What is at stake in the dispute
Examples of categories of cases which by their nature call for particular expedition:
- Particular diligence is required in cases concerning civil status and capacity (Bock v. Germany, 1989, § 49; Laino v. Italy [GC], 1999, § 18; Mikulić v. Croatia, 2002, § 44).
- Child custody cases must be dealt with speedily (Hokkanen v. Finland, 1994, § 72; Niederböster v. Germany, 2003, § 39), all the more so where the passage of time may have irreversible consequences for the parent-child relationship (Tsikakis v. Germany, 2011, §§ 64 and 68) – likewise, cases concerning parental responsibility and contact rights call for particular expedition (Laino v. Italy [GC], 1999, § 22; Paulsen-Medalen and Svensson v. Sweden, 1998, § 39). The requirement of special diligence applies to foster care proceedings instituted by grandparents whose grandchildren had been left without parental care (Q and R v. Slovenia, 2022, § 80).

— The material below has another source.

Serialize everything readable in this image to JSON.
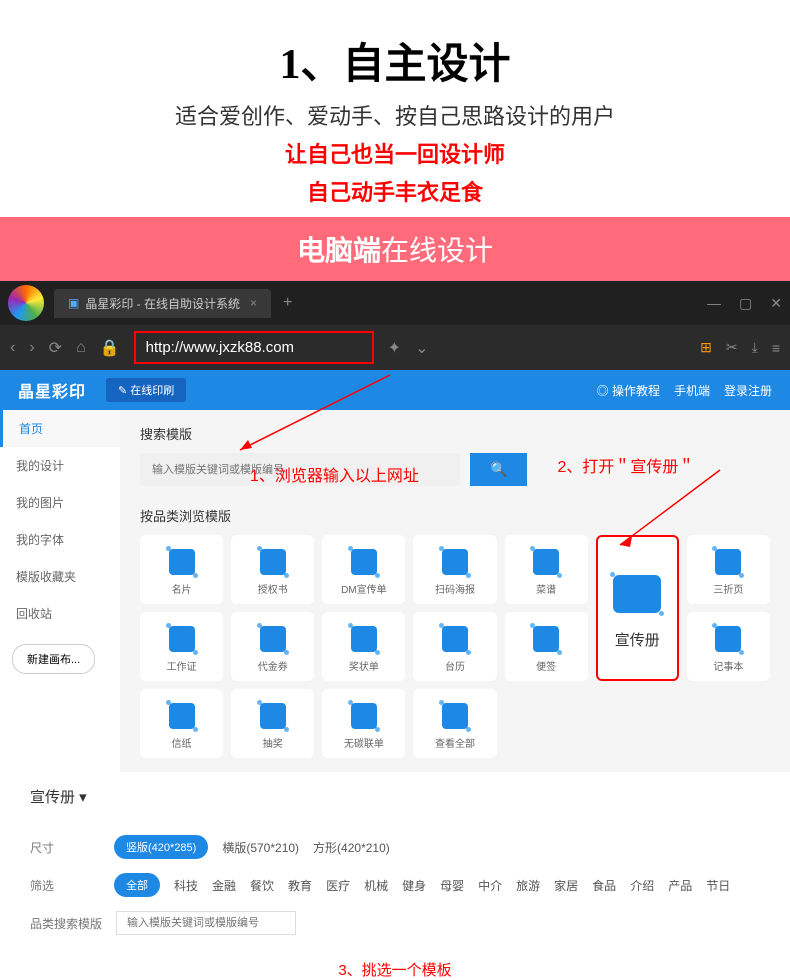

- Employment disputes by their nature call for expeditious decision (Frydlender v. France [GC], 2000, § 45; Vocaturo v. Italy, 1991, § 17; and Ruotolo v. Italy, 1992, § 17; see also the references in Bara and Kola v. Albania, 2021, § 72) – whether the issue at stake is access to a liberal profession (Thlimmenos v. Greece [GC], 2000, §§ 60 and 62), the applicant’s whole professional livelihood (König v. Germany, 1978, § 111), the continuation of the applicant’s occupation (Garcia v. France, 2000, § 14), an appeal against dismissal (Frydlender v. France [GC], 2000, § 45; Buchholz v. Germany, 1981, § 52), the applicant’s suspension (Obermeier v. Austria, 1990, § 72), transfer (Sartory v. France, 2009, § 34) or reinstatement (Ruotolo v. Italy, 1992, § 117), or where an amount claimed is of vital significance to the applicant (Doustaly v. France, 1998, § 48). This category includes pensions disputes (Borgese v. Italy, 1992, § 1818; see also Bieliński v. Poland, 2022, § 48).). For a dispute about a promotion, see Bara and Kola v. Albania, 2021, § 72.
- Exceptional diligence is required from the authorities in the case of an applicant who suffers from an “incurable disease” and has “reduced life expectancy” (X v. France, 1992, § 47; A. and Others v. Denmark, 1996, §§ 78-81; Pailot v. France, 1998, § 68).
- Special diligence was required of the relevant judicial authorities in investigating a complaint lodged by an individual alleging that he had been subjected to violence by police officers (Caloc v. France, 2000, § 120).
- In a case where the applicant’s disability pension made up the bulk of his resources, the proceedings by which he sought to have that pension increased in view of the deterioration of his health were of particular significance for him, justifying special diligence on the part of the domestic authorities (Mocié v. France, 2003, § 22); see also in this context, the case of a reduction in means of subsistence, Bieliński v. Poland, 2022, § 48.
- In a case concerning an action for damages brought by an applicant who had suffered physical harm and was aged 65 when she applied to join the proceedings as a civil party, the issue at stake called for particular diligence from the domestic authorities (Codarcea v. Romania, 2009, § 89).
- The issue at stake for the applicant may also be the right to education (Oršuš and Others v. Croatia [GC], 2010, § 109).
On the contrary, special diligence is not required, for example, for a claim for compensation relating to damage sustained in a road accident (Nicolae Virgiliu Tănase v. Romania [GC], 2019, § 213) or the division of a deceased person’s estate between the heirs, as specified in Omdahl v. Norway, 2021, §§ 63-64.
For a case concerning a delay in the drafting of the reasons for a court judgment, see Mierlă and Others v. Romania (dec.), 2022, § 80.